Supplied information –
# # # #

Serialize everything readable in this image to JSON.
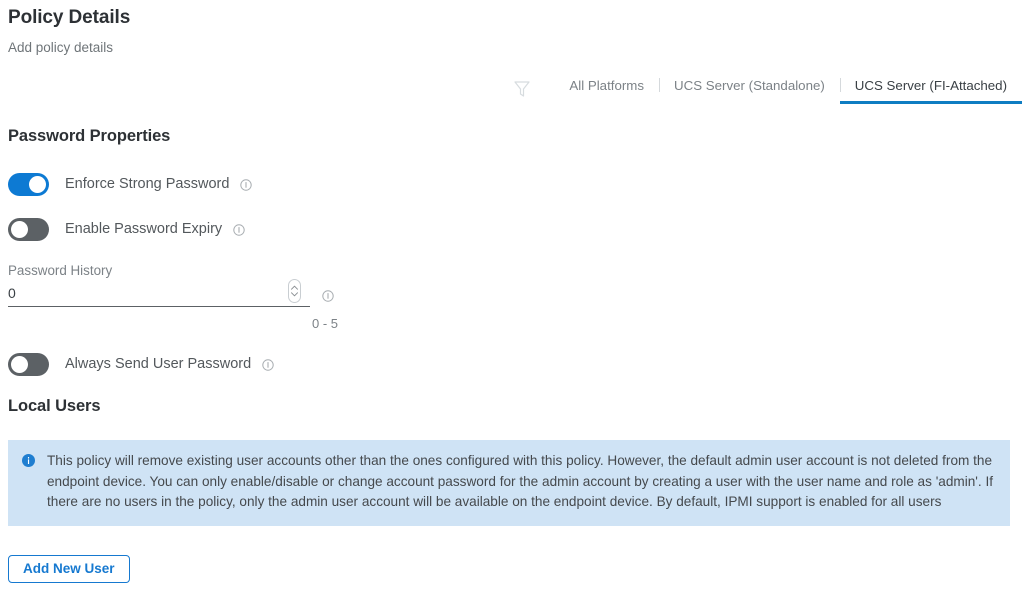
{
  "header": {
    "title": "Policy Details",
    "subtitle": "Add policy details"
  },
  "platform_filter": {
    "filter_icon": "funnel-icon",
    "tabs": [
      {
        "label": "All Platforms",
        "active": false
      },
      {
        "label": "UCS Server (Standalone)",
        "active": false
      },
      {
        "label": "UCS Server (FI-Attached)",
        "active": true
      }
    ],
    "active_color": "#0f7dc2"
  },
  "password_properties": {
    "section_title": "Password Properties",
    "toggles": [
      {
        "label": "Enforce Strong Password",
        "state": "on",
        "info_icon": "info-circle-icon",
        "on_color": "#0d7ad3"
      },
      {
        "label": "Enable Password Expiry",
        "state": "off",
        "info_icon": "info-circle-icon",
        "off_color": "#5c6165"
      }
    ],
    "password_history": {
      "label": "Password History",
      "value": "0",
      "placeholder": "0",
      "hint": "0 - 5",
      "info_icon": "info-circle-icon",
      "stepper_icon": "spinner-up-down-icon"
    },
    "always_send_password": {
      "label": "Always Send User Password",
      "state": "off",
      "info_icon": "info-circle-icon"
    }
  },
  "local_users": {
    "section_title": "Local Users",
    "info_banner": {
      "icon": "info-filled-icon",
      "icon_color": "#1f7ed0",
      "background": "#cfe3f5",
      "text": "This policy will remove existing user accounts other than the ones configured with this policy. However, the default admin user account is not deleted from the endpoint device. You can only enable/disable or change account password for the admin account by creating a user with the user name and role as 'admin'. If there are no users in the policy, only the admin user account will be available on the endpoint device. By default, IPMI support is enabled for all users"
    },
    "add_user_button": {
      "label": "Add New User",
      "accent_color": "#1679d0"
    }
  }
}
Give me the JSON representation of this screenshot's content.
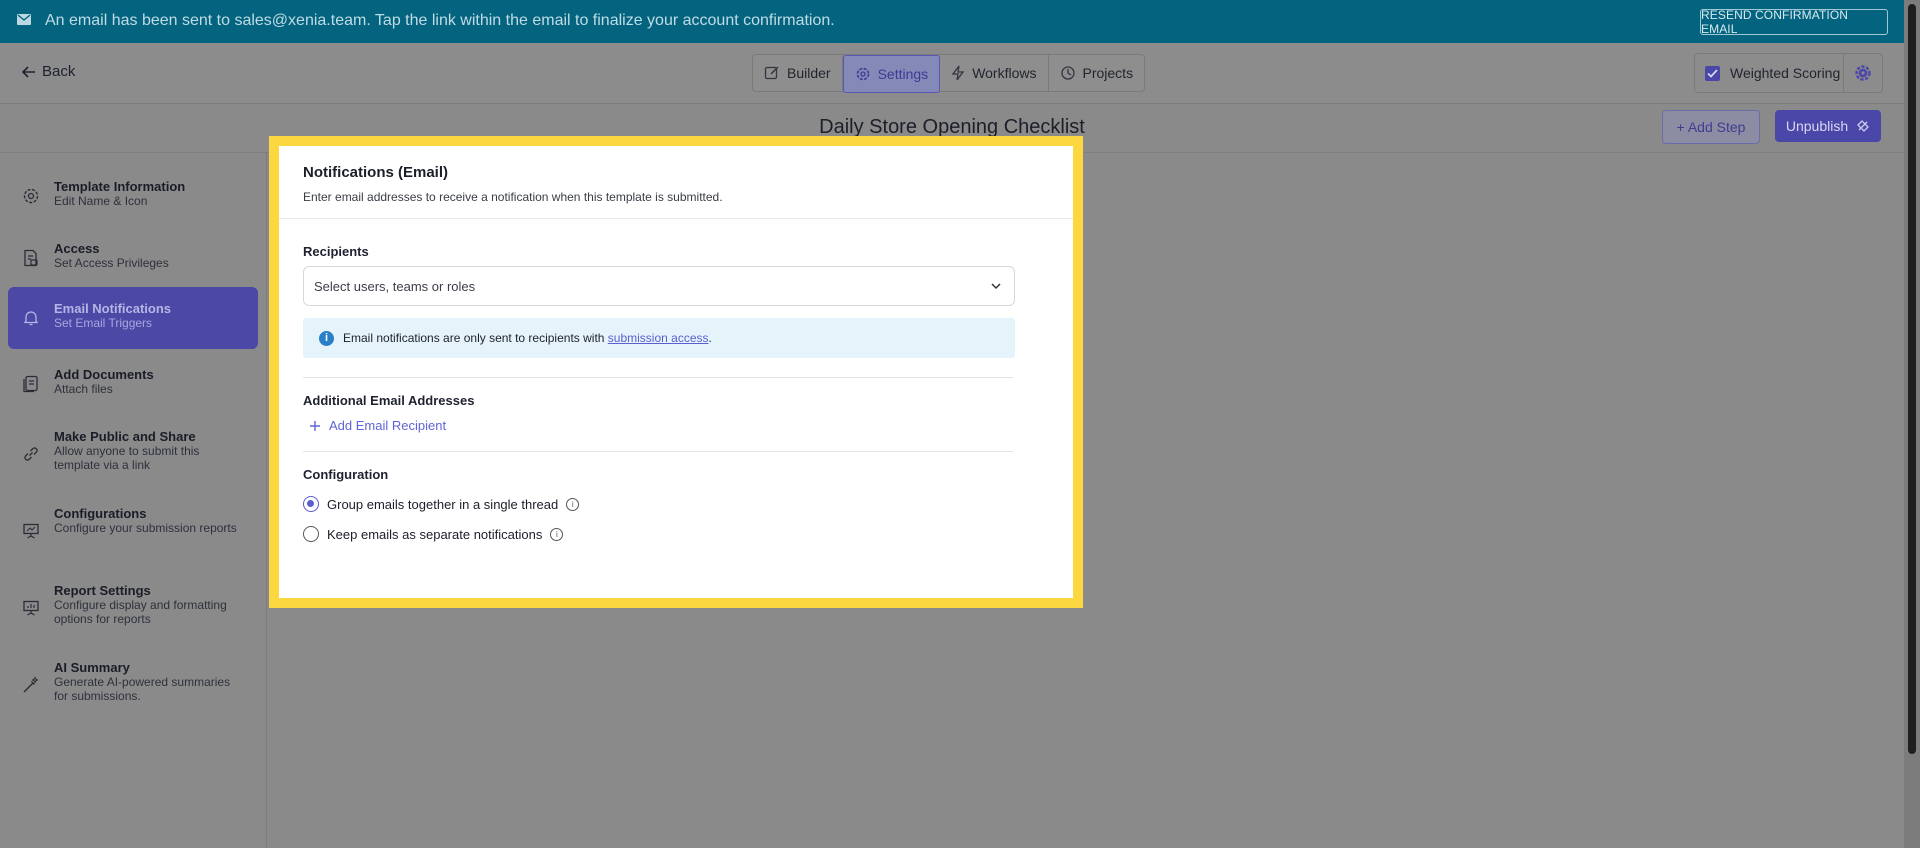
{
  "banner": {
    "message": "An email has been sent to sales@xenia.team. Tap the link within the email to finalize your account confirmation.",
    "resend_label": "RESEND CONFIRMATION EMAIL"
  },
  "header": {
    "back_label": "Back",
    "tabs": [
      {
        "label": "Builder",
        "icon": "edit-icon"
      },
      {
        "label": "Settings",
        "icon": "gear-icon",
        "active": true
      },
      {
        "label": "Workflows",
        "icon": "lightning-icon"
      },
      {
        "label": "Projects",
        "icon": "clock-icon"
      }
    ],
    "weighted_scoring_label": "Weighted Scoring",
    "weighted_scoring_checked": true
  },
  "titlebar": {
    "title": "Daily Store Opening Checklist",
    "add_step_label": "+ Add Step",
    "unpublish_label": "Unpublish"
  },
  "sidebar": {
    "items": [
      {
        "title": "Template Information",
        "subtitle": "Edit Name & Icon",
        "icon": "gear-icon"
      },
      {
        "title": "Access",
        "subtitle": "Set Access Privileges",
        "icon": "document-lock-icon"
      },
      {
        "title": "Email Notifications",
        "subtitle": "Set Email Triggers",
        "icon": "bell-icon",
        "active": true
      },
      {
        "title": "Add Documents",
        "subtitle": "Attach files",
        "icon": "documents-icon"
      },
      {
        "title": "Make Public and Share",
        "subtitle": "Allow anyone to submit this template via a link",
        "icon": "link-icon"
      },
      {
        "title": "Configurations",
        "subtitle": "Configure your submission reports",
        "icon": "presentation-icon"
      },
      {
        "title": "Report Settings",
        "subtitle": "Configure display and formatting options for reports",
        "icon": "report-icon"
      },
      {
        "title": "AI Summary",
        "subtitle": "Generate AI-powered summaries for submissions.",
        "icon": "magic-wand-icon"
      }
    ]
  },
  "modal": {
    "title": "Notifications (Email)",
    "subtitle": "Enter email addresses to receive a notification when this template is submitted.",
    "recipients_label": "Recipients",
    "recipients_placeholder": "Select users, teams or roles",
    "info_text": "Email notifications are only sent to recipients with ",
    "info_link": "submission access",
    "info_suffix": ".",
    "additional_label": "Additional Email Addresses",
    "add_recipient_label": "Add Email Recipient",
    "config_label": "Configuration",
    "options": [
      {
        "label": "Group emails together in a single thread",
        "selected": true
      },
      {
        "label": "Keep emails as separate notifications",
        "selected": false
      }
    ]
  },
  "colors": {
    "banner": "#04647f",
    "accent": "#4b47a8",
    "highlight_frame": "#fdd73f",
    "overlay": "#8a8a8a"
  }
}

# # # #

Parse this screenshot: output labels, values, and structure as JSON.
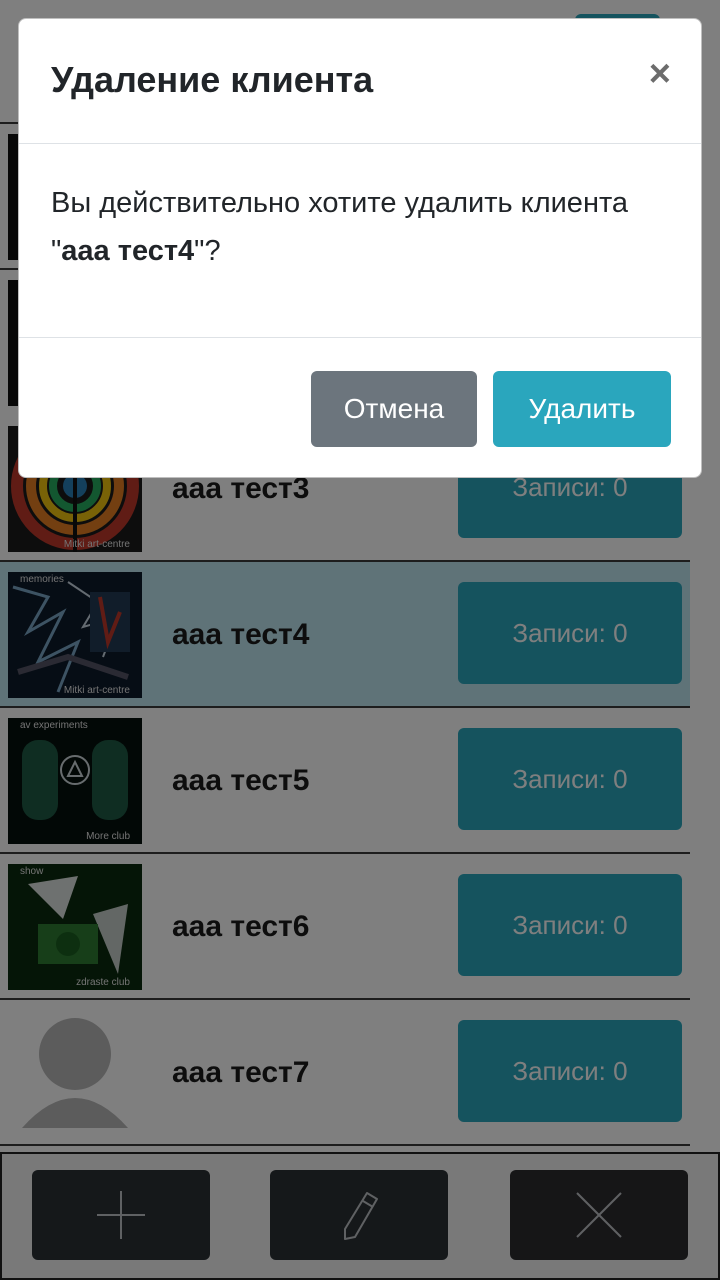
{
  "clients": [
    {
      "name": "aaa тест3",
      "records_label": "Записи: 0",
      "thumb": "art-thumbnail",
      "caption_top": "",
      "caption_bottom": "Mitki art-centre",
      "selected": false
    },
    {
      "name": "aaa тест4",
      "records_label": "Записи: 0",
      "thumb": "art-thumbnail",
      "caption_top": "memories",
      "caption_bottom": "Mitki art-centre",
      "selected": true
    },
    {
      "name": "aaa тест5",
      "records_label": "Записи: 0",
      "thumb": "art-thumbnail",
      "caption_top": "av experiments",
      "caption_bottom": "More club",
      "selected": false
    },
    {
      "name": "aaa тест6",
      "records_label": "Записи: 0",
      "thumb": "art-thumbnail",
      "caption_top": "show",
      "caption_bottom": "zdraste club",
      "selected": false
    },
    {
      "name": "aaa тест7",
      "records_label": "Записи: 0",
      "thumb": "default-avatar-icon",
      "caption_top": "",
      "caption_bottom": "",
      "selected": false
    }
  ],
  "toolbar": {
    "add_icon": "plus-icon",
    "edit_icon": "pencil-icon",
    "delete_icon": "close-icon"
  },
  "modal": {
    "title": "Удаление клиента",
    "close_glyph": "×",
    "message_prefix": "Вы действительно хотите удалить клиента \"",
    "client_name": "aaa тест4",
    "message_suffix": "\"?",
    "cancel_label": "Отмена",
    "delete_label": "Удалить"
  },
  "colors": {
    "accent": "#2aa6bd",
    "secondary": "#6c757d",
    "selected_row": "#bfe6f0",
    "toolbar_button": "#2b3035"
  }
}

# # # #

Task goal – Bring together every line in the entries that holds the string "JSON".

Output of the exercise –
Serialize everything readable in this image to JSON.
Give me the JSON representation of this screenshot's content.
Parse this screenshot: output labels, values, and structure as JSON.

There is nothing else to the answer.